Following the Irish rejection of the EU constitution, Poland is demurring. President Lech Kaczynski’s approval is required as a last step under Polish law, and he has determined it would be “pointless” to sign on given the Irish rejection.
By the way, you have to love the dismayed New York Times coverage — at least if you have gotten to the point of being amused rather than infuriated by the Gray Lady’s relentless spinning. It’s story does not refer to a new EU constitution that would essentially end the sovereignty of its constituents. This monstrosity is instead repeatedly called the “Lisbon Treaty” and readers are told its purpose is merely “to modernize the institutions of the 27-nation bloc.” How could anyone possibly be against a “treaty,” which connotes agreement and harmony (as opposed to a “constitution” — which, especially when applied to 27 different countries, suggests a radical new understanding)? And how could anyone oppose something so rational, so enlightened as “modernizing” our “institutions”?

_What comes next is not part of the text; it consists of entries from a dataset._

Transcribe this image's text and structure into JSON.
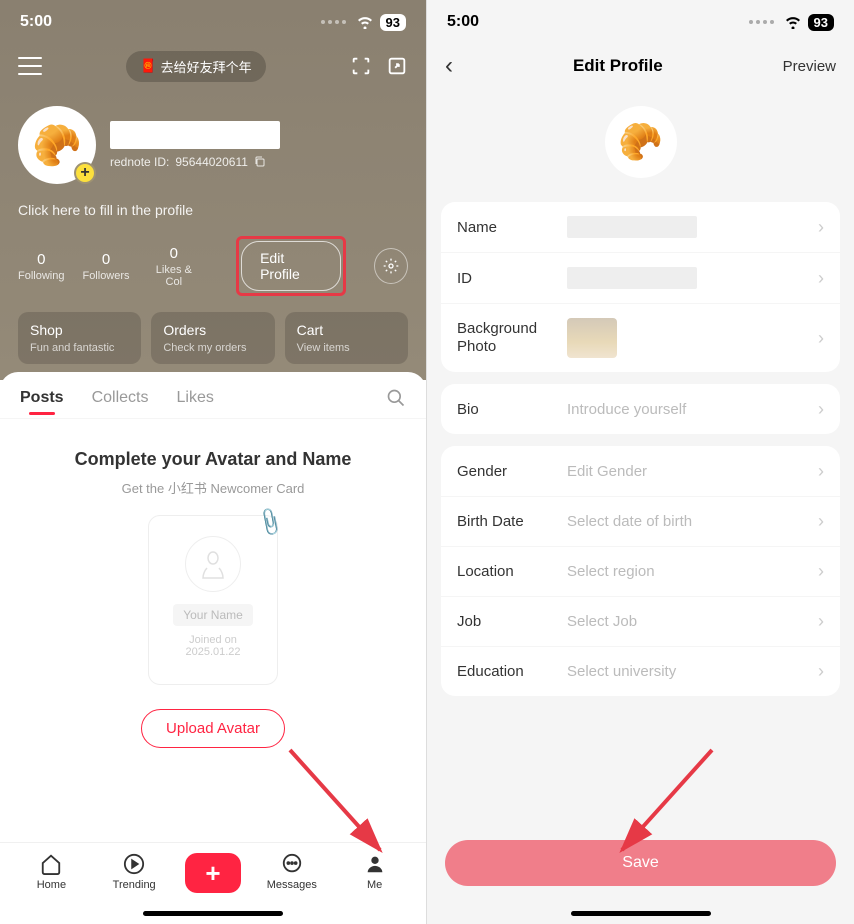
{
  "status": {
    "time": "5:00",
    "battery": "93"
  },
  "left": {
    "promo_text": "去给好友拜个年",
    "id_label": "rednote ID:",
    "id_value": "95644020611",
    "profile_hint": "Click here to fill in the profile",
    "stats": [
      {
        "num": "0",
        "label": "Following"
      },
      {
        "num": "0",
        "label": "Followers"
      },
      {
        "num": "0",
        "label": "Likes & Col"
      }
    ],
    "edit_btn": "Edit Profile",
    "cards": [
      {
        "title": "Shop",
        "sub": "Fun and fantastic"
      },
      {
        "title": "Orders",
        "sub": "Check my orders"
      },
      {
        "title": "Cart",
        "sub": "View items"
      }
    ],
    "tabs": [
      "Posts",
      "Collects",
      "Likes"
    ],
    "complete_title": "Complete your Avatar and Name",
    "complete_sub": "Get the 小红书 Newcomer Card",
    "newcomer_name": "Your Name",
    "newcomer_date": "Joined on 2025.01.22",
    "upload_btn": "Upload Avatar",
    "nav": [
      "Home",
      "Trending",
      "Messages",
      "Me"
    ]
  },
  "right": {
    "title": "Edit Profile",
    "preview": "Preview",
    "fields": {
      "name": "Name",
      "id": "ID",
      "bg_photo": "Background Photo",
      "bio": "Bio",
      "bio_placeholder": "Introduce yourself",
      "gender": "Gender",
      "gender_placeholder": "Edit Gender",
      "birth": "Birth Date",
      "birth_placeholder": "Select date of birth",
      "location": "Location",
      "location_placeholder": "Select region",
      "job": "Job",
      "job_placeholder": "Select Job",
      "education": "Education",
      "education_placeholder": "Select university"
    },
    "save": "Save"
  }
}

The story adds: “French officials said Monday that they would use the presidency to try to win over discontented voters in Europe by getting ‘back to basics’ on matters such as cushioning the impact of soaring food and fuel bills and protecting voters from the impact of globalization.”

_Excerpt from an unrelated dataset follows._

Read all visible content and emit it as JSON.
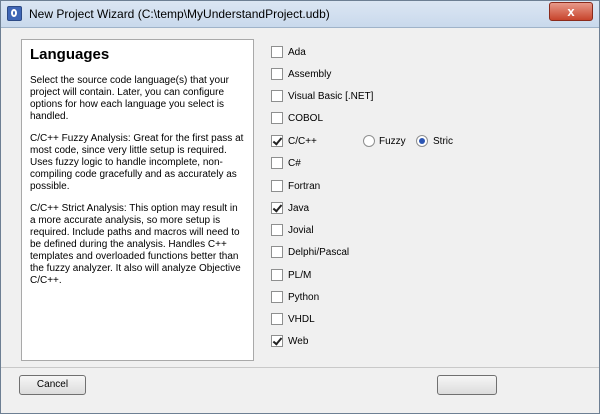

Could it be that for ordinary Europeans in France — who are a lot more skeptical about this grand enterprise than elite Europeans in the French government — getting “back to basics” and being protected from “the impact of globalization” might mean remaining, you know, French?